Listen to a track from this set here.

Taking the stage to the Clockwork Orange theme, the hardcore O.G.'s of Cro-Mags launched into "We Gotta Know", sending the crowd, if not towards ultraviolence, than at least vibrating like they were on the old Vellocet. Tight, fast and lean — if Fucked Up are remarkable for stretching the boundaries of their genre, than Cro-Mags were more admirable for the purity and strength of their vision. Pure, unadulterated stuff from a lineup made up of original members under the leadership of John Joseph — these guys have been doing this for twenty-five years. One might guess were it any other band blowing them off the stage, Fucked Up would feel shown up — as it were, watching from the side of the stage, they seemed as delighted as everyone else in the room. As a sign of their chops, Cro-Mags tossed off a Bad Brains cover — surely something that less-talented units cannot pull off with any credibility. Intense, and a real eye-opener. By the time the band ended their encore with "Hard Times" I was drained, but totally impressed. I can only imagine how powerful it must've been for those right up front. All told, quite a night. Not what I'd want to go out and see every weekend, but a good reminder.

Listen to a track from this set here.

Special thanks to Ben, who had enjoyed The Bitters recordings I'd passed on to him and had graciously offered to get me into a Fucked Up show.

1 And what, by the way, is actually the scale here? Does it work its way down the ranks of swears, so like "punk as shit" would be next, and so on? In which case, I'd arguably be, say, "punk as shucks".
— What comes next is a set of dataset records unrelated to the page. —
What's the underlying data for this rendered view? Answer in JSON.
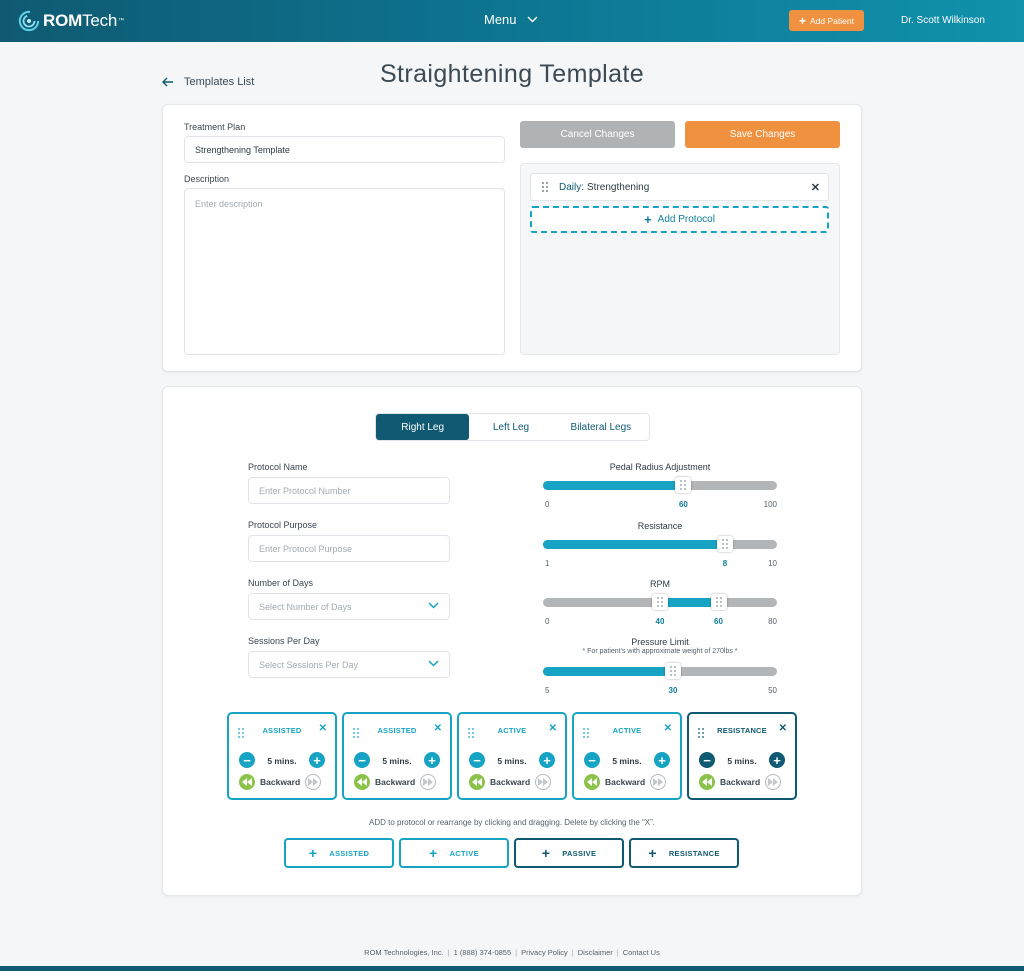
{
  "header": {
    "logo_bold": "ROM",
    "logo_light": "Tech",
    "logo_tm": "™",
    "menu_label": "Menu",
    "add_patient_label": "Add Patient",
    "doctor_name": "Dr. Scott Wilkinson"
  },
  "nav": {
    "back_label": "Templates List",
    "page_title": "Straightening Template"
  },
  "plan": {
    "treatment_plan_label": "Treatment Plan",
    "treatment_plan_value": "Strengthening Template",
    "description_label": "Description",
    "description_placeholder": "Enter description",
    "cancel_label": "Cancel Changes",
    "save_label": "Save Changes",
    "protocol_item_prefix": "Daily:",
    "protocol_item_name": "Strengthening",
    "close_glyph": "✕",
    "add_protocol_label": "Add Protocol"
  },
  "tabs": [
    {
      "label": "Right Leg",
      "active": true
    },
    {
      "label": "Left Leg",
      "active": false
    },
    {
      "label": "Bilateral Legs",
      "active": false
    }
  ],
  "form": {
    "protocol_name_label": "Protocol Name",
    "protocol_name_placeholder": "Enter Protocol Number",
    "protocol_purpose_label": "Protocol Purpose",
    "protocol_purpose_placeholder": "Enter Protocol Purpose",
    "days_label": "Number of Days",
    "days_placeholder": "Select Number of Days",
    "sessions_label": "Sessions Per Day",
    "sessions_placeholder": "Select Sessions Per Day"
  },
  "sliders": {
    "pedal": {
      "title": "Pedal Radius Adjustment",
      "min": 0,
      "max": 100,
      "value": 60,
      "min_label": "0",
      "max_label": "100",
      "value_label": "60"
    },
    "resistance": {
      "title": "Resistance",
      "min": 1,
      "max": 10,
      "value": 8,
      "min_label": "1",
      "max_label": "10",
      "value_label": "8"
    },
    "rpm": {
      "title": "RPM",
      "min": 0,
      "max": 80,
      "low": 40,
      "high": 60,
      "min_label": "0",
      "max_label": "80",
      "low_label": "40",
      "high_label": "60"
    },
    "pressure": {
      "title": "Pressure Limit",
      "note": "* For patient's with approximate weight of 270lbs *",
      "min": 5,
      "max": 50,
      "value": 30,
      "min_label": "5",
      "max_label": "50",
      "value_label": "30"
    }
  },
  "cards": [
    {
      "title": "ASSISTED",
      "duration": "5 mins.",
      "direction": "Backward",
      "dark": false
    },
    {
      "title": "ASSISTED",
      "duration": "5 mins.",
      "direction": "Backward",
      "dark": false
    },
    {
      "title": "ACTIVE",
      "duration": "5 mins.",
      "direction": "Backward",
      "dark": false
    },
    {
      "title": "ACTIVE",
      "duration": "5 mins.",
      "direction": "Backward",
      "dark": false
    },
    {
      "title": "RESISTANCE",
      "duration": "5 mins.",
      "direction": "Backward",
      "dark": true
    }
  ],
  "hint": "ADD to protocol or rearrange by clicking and dragging. Delete by clicking the “X”.",
  "add_buttons": [
    {
      "label": "ASSISTED",
      "dark": false
    },
    {
      "label": "ACTIVE",
      "dark": false
    },
    {
      "label": "PASSIVE",
      "dark": true
    },
    {
      "label": "RESISTANCE",
      "dark": true
    }
  ],
  "footer": {
    "company": "ROM Technologies, Inc.",
    "phone": "1 (888) 374-0855",
    "privacy": "Privacy Policy",
    "disclaimer": "Disclaimer",
    "contact": "Contact Us",
    "separator": "|"
  },
  "colors": {
    "primary": "#0f5a72",
    "accent": "#17a4c4",
    "orange": "#f0913f",
    "grey_button": "#b0b3b6",
    "green": "#8bc34a"
  }
}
2 On the way to the show, I happened to duck into Refried Beats, the used music store just over by Yonge/Wellesley. I was flipping through the stock when this desheveled, vagrant-y guy came, music blasting on his headphones and muttering to himself incomprehensibly. Although at first I'd thought he'd just randomly entered the store, he made his way over to the shelves of CD's and started flipping through them. On the other side of the aisle and down a ways from him, the only lucid words I could hear him say in his monologue were, "arble grumble rock'n'roll mumble." After a bit, he pulled something from the shelf, took it to the counter and paid for it, taking the trouble to put his new disc right in his player to accompany him on his way out.

With a couple selections of my own in hand, when I got up to the counter I said to clerk, "I gotta ask — what did that guy buy?"
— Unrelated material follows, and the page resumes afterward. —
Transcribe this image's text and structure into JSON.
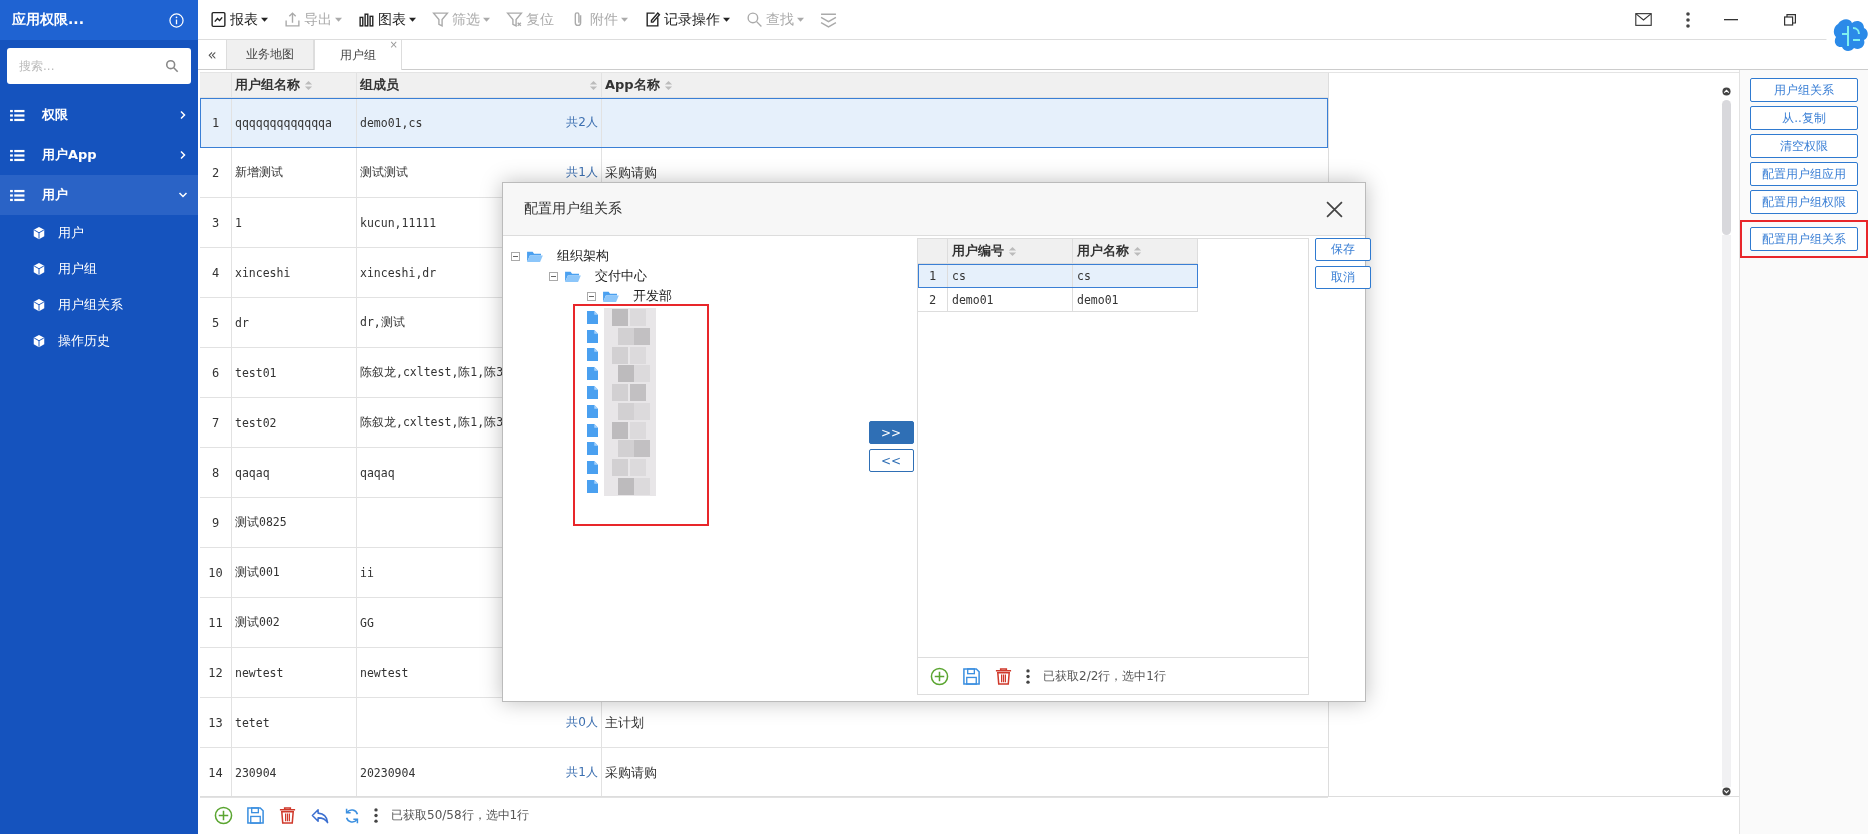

"Judas Priest," the clerk informed me, which seemed to fit pretty perfectly. The clerk added that the dude was a regular there and a nice guy, despite the poor hygene, muttering, occasional burts of loud swearing etc.

As I exited, I was thinking to myself that I was glad the answer was Judas Priest. Had the clerk said the guy'd bought some Velvets or Feelies or whatnot, I think I would have had one of those disquieting momements where I feel like I'm looking at a future version of myself.

3 Later in the evening, I overheard one of the bouncers chatting with the soundman of some unidentified patron: "Yeah, we had to kick him out — he tried to beat up Gumby!"

4 "I see a lot of hardcore kid costumes," one singer noted, surveying the crowd — no-one is beyond the reach of bad faith in the punk critique.

5 It was instructive to observe some of the reactions when F.U. took the Polaris, one common response from more middle-of-the-road indie types being something like, "sure, they're good at what they do, but it's such a niche genre, they can't ever really grow their audience." It strikes me that anyone (least of all the usually more obscure-than-thou indie rock crowd) saying some other band only has a "niche" appeal is the musical equivalent of calling someone else's political agenda a "special interest". That is, a socially polite way of hanging the "Other" tag on the elements that are Not Like You. It's a conversation ender that says, "we're right and normal, they're weird and not worth talking to."

6 Whose lyrics, should you ever sit down with them, might require some time with the OED to unlock: "Alloyed in a void, I am torn, I am born/ Crusades / Ruderal roots tulleric shoots in cahoots / Making life out of death chthonic breath meristem [...]" showing that Abraham, well-known as a pretty bright customer, isn't just going 'hurrrgh' and making up his lyrics as he goes along.